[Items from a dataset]

##########

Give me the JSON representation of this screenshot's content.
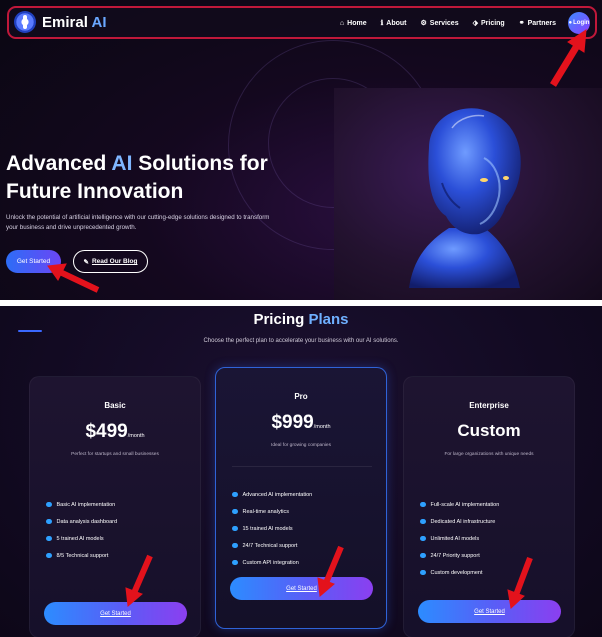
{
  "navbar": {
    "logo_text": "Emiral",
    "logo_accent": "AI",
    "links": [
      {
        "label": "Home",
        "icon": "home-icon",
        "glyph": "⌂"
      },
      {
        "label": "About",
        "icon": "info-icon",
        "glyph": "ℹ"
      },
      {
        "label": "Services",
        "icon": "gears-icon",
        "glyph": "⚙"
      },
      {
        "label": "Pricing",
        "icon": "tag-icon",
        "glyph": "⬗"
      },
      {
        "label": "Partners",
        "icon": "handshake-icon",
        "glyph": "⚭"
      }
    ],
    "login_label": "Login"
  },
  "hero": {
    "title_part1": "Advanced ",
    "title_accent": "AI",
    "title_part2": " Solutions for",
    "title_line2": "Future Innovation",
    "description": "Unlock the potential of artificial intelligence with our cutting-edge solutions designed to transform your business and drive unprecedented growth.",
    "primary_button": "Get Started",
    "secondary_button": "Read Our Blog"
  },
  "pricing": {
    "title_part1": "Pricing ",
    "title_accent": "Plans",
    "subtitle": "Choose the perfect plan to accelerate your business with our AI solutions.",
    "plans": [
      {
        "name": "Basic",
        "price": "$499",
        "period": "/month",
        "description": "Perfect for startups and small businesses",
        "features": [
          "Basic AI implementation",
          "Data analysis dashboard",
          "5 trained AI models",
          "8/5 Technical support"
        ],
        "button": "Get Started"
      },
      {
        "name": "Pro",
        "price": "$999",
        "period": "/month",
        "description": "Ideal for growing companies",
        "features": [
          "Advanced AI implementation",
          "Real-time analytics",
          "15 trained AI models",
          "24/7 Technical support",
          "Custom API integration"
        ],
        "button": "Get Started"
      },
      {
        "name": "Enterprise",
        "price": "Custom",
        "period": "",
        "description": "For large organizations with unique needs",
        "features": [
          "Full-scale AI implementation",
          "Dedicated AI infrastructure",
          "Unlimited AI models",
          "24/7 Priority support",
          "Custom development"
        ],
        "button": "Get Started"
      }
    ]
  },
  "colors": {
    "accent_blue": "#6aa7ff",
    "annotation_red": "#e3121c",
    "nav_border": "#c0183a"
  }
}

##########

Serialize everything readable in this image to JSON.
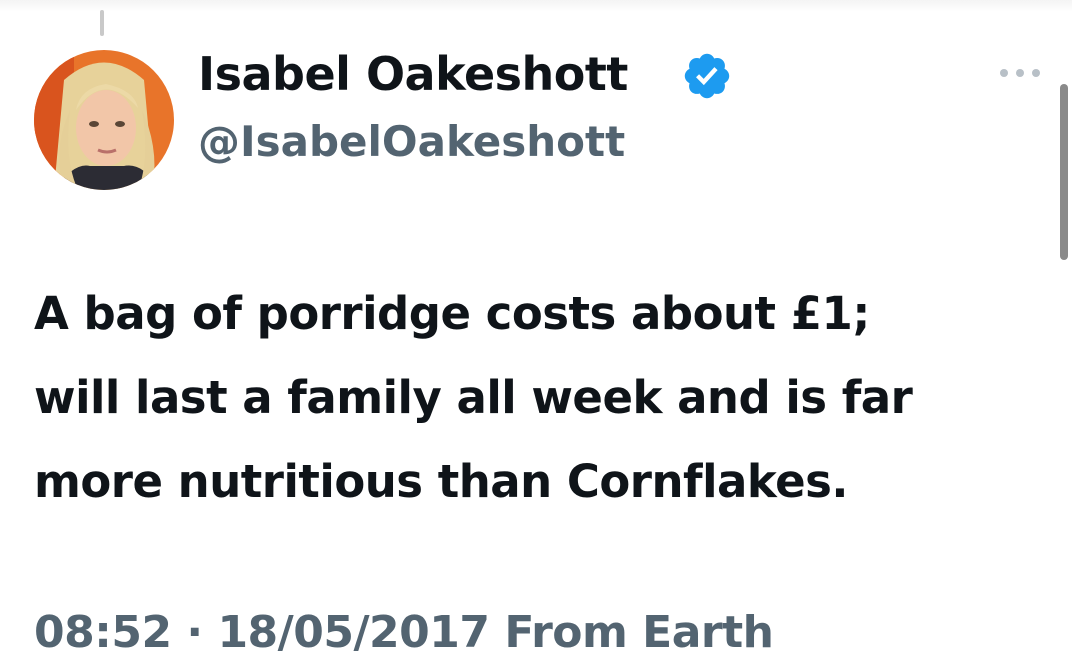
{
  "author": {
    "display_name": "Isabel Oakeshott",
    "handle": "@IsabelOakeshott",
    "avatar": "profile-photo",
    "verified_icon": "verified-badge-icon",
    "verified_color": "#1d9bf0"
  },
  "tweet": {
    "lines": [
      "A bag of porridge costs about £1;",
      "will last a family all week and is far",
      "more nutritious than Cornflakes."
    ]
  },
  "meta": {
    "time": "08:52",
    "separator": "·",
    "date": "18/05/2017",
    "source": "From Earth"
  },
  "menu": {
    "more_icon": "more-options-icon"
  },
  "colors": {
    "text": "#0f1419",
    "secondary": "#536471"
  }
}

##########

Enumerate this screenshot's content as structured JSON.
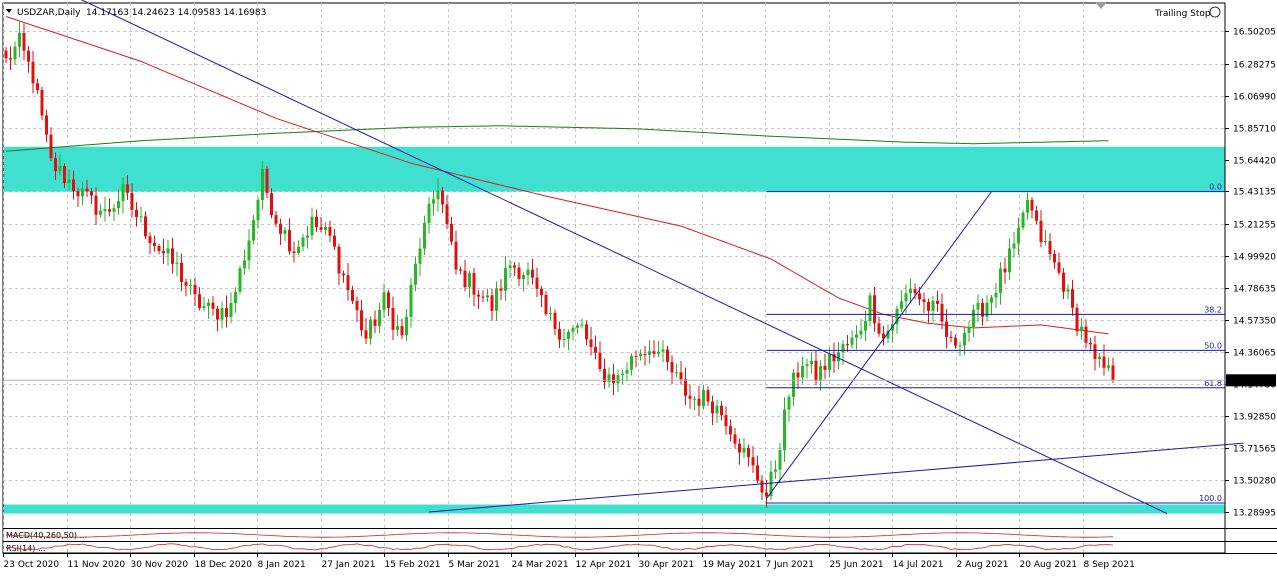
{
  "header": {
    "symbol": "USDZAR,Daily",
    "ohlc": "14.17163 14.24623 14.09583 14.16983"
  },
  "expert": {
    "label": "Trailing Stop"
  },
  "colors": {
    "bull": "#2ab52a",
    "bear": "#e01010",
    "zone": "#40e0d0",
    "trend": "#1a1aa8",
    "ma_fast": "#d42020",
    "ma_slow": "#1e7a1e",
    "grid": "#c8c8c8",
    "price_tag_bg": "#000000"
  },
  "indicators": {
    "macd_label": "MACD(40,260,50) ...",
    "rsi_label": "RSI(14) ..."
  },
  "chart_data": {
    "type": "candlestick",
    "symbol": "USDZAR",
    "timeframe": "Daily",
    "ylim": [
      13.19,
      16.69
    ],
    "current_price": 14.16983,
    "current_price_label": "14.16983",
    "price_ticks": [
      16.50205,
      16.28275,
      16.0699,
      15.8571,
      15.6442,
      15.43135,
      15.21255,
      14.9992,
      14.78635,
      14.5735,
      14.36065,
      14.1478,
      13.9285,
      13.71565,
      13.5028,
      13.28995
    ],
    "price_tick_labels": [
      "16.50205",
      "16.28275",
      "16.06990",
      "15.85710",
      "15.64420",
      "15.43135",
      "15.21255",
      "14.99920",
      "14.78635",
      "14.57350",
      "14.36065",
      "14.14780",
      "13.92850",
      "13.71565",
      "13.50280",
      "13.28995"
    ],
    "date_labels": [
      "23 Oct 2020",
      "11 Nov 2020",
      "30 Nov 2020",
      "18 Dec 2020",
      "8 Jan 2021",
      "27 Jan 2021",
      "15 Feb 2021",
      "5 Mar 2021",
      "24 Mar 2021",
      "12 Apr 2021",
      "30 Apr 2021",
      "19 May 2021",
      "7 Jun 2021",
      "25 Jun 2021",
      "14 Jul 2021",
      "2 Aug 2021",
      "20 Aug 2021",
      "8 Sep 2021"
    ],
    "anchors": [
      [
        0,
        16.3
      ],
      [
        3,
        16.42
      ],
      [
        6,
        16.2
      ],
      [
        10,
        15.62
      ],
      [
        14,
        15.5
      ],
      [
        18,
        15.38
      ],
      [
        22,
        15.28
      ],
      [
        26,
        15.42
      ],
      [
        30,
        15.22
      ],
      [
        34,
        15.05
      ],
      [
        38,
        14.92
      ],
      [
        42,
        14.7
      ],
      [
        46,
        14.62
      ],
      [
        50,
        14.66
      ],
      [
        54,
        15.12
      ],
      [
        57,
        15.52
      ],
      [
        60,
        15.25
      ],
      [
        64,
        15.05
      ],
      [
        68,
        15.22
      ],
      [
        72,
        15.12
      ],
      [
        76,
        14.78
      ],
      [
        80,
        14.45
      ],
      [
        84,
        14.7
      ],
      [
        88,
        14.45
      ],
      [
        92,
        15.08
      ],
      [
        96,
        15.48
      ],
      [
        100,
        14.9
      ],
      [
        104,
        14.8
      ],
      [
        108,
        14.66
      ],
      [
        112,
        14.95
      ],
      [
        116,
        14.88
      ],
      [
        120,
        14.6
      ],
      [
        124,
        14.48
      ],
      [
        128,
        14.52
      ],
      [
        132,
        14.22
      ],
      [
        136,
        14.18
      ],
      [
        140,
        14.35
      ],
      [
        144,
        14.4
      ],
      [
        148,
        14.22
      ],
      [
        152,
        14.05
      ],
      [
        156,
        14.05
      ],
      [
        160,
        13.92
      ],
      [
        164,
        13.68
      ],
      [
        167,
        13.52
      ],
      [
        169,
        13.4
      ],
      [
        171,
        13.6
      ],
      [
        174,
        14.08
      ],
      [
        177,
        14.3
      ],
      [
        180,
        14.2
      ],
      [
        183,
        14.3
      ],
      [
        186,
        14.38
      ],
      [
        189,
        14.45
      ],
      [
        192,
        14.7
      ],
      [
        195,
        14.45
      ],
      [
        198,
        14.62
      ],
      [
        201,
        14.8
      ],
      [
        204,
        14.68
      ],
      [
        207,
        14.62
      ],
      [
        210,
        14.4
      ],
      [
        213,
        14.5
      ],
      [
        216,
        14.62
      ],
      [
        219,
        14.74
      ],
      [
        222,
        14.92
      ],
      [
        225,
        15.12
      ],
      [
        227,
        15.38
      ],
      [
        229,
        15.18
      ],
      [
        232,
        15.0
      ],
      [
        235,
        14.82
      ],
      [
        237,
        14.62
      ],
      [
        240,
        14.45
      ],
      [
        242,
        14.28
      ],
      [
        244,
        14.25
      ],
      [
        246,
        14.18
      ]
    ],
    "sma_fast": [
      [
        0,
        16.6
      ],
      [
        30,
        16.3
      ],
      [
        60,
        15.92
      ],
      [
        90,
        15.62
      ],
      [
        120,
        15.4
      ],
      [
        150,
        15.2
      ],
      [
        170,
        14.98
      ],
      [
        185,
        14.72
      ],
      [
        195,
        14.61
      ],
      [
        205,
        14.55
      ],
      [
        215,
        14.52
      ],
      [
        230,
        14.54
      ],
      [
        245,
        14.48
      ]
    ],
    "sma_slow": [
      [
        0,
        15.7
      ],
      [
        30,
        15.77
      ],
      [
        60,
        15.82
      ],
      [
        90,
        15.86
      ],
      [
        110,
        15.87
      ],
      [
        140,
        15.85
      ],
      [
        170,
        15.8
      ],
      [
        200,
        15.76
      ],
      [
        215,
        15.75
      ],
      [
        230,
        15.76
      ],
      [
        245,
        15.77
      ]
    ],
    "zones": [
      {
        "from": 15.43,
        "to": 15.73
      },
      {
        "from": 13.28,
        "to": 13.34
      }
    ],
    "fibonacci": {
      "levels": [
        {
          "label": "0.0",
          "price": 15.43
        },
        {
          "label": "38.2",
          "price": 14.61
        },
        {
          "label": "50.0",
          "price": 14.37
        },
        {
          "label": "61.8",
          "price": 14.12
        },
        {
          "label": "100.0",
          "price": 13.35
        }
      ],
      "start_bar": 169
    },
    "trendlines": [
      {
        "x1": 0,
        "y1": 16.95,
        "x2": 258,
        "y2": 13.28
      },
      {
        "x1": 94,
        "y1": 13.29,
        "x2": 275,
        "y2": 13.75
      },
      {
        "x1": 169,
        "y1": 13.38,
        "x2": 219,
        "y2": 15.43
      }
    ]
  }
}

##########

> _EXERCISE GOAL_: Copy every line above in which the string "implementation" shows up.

> _SOLUTION FOR THIS EXERCISE_:
          "Basic AI implementation",
          "Advanced AI implementation",
          "Full-scale AI implementation",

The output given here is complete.